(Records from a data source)
----

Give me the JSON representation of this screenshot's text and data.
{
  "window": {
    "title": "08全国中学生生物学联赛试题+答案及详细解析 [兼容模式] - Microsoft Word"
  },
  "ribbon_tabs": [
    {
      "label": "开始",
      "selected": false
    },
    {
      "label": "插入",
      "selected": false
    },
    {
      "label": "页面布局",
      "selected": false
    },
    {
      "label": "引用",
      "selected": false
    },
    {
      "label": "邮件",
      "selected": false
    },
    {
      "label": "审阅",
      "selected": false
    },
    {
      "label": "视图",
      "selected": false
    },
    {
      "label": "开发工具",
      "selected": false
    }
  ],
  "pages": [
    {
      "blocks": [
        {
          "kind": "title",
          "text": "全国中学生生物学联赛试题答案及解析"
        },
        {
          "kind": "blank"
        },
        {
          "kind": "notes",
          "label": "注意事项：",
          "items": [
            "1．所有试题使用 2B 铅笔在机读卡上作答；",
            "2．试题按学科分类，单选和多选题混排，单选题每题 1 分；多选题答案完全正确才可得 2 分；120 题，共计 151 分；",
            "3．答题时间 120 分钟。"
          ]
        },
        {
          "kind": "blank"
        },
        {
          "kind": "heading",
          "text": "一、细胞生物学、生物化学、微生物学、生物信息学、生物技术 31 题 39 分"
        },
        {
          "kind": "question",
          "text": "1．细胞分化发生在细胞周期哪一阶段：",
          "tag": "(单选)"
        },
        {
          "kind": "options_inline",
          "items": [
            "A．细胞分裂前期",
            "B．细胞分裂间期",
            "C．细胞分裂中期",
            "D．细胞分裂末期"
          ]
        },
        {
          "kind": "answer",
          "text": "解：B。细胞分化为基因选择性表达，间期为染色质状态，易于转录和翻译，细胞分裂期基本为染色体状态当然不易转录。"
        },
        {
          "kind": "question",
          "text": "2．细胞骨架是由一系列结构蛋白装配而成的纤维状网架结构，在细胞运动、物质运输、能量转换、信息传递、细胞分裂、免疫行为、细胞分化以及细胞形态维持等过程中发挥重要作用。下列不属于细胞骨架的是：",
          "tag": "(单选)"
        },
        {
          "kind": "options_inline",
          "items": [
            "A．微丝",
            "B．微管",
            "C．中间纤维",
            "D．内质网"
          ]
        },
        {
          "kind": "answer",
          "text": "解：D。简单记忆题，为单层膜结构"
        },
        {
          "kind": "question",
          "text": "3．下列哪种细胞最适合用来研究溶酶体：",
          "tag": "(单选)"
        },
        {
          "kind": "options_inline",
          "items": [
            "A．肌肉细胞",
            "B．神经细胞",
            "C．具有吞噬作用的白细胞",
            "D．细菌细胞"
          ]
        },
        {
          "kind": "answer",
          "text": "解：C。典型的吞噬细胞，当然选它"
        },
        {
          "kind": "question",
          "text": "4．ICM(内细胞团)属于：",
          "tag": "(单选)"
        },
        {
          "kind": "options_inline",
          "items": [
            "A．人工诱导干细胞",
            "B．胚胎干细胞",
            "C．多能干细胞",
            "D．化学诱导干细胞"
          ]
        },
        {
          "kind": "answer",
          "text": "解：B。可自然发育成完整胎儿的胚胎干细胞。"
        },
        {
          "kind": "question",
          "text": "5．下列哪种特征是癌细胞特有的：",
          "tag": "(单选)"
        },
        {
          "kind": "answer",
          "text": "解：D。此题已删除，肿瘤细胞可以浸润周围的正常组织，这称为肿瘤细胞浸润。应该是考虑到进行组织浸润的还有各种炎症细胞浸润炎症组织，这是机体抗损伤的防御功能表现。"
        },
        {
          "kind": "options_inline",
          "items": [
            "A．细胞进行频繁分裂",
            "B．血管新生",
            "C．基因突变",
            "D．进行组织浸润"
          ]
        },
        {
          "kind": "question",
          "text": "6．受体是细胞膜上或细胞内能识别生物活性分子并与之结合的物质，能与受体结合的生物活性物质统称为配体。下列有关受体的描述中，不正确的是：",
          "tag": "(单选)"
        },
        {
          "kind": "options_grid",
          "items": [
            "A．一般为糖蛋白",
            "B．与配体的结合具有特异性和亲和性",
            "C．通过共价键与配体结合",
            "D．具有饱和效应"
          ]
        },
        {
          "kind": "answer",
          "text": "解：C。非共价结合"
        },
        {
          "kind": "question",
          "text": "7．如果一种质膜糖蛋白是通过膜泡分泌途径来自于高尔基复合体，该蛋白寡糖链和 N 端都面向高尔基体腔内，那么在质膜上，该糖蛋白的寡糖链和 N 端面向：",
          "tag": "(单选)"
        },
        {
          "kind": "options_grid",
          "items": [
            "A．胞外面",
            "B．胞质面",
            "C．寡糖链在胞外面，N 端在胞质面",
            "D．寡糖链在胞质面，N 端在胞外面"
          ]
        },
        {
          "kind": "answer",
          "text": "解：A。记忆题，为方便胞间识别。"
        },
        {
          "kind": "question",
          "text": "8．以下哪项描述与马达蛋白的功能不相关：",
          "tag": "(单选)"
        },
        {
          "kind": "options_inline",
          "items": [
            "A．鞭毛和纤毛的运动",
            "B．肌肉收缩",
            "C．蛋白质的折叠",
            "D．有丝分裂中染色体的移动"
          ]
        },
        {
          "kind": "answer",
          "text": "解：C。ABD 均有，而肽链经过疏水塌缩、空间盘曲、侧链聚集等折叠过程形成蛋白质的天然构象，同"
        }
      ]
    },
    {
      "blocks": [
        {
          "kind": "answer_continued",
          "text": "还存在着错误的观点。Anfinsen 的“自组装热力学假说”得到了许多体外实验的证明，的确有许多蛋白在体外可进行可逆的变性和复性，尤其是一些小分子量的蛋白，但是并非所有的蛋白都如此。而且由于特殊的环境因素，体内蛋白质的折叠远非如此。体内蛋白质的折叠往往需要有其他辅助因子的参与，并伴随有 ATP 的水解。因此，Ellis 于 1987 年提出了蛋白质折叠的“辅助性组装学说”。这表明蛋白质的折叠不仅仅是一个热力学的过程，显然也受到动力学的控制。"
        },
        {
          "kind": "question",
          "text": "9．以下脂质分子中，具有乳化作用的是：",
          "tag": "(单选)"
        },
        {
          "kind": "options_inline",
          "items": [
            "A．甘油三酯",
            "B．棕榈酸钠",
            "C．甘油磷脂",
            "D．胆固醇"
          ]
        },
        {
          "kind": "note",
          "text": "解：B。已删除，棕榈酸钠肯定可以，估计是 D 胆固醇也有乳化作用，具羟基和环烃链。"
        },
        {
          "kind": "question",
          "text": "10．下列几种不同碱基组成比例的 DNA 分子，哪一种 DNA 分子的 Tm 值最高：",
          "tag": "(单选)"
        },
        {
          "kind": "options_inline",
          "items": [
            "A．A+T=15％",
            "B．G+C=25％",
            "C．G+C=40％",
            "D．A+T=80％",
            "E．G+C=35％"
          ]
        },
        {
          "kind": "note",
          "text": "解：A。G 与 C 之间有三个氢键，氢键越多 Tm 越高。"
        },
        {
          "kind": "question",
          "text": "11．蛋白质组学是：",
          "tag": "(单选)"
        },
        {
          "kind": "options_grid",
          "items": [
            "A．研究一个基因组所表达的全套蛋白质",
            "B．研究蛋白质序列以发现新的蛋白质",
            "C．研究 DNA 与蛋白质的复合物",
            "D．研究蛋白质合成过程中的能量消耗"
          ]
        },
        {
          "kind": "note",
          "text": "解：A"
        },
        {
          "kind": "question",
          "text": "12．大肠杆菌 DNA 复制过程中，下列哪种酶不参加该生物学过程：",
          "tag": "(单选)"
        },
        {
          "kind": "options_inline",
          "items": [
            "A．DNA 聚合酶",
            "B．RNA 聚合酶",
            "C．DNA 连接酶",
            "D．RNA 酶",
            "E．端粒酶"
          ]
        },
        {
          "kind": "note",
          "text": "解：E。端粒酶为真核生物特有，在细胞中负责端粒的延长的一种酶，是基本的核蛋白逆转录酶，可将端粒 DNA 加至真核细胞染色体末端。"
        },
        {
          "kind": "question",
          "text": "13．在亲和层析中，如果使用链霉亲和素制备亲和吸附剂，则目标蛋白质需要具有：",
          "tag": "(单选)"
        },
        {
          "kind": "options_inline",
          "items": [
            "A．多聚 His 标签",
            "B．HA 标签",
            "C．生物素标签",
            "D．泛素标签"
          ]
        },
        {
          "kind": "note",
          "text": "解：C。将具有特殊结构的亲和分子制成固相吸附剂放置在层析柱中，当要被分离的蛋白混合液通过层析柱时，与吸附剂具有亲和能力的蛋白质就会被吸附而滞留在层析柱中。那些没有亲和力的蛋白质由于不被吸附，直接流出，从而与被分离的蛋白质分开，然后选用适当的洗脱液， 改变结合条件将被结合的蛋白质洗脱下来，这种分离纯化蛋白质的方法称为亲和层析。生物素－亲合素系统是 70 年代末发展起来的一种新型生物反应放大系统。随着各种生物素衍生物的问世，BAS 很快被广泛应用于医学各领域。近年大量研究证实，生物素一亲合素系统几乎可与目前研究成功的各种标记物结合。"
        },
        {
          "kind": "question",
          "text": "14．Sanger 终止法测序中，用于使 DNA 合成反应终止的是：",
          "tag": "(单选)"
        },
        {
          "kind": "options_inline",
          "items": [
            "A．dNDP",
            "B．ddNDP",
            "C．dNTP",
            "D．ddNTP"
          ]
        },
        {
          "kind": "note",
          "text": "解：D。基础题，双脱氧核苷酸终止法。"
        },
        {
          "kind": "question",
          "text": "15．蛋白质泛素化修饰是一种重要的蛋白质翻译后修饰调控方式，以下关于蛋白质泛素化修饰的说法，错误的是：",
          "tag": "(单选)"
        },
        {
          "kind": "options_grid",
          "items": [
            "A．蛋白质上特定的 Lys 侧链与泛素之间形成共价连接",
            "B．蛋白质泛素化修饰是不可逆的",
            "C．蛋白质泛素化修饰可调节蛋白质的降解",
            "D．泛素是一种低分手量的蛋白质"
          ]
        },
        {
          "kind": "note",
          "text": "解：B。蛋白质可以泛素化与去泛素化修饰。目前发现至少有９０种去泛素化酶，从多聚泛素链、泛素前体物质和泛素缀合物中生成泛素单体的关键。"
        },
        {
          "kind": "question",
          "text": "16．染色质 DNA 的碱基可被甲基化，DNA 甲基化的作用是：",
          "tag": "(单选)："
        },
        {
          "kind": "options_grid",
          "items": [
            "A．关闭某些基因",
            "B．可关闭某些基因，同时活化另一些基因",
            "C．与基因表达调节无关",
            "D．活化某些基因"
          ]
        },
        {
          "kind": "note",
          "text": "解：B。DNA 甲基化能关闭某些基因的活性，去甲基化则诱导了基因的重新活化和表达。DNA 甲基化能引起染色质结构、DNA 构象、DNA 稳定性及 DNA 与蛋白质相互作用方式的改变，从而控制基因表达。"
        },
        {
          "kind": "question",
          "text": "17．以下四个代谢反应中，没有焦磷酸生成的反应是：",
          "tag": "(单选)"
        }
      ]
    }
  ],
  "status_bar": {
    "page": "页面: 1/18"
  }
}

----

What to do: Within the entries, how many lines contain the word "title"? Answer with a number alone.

Answer for the task: 2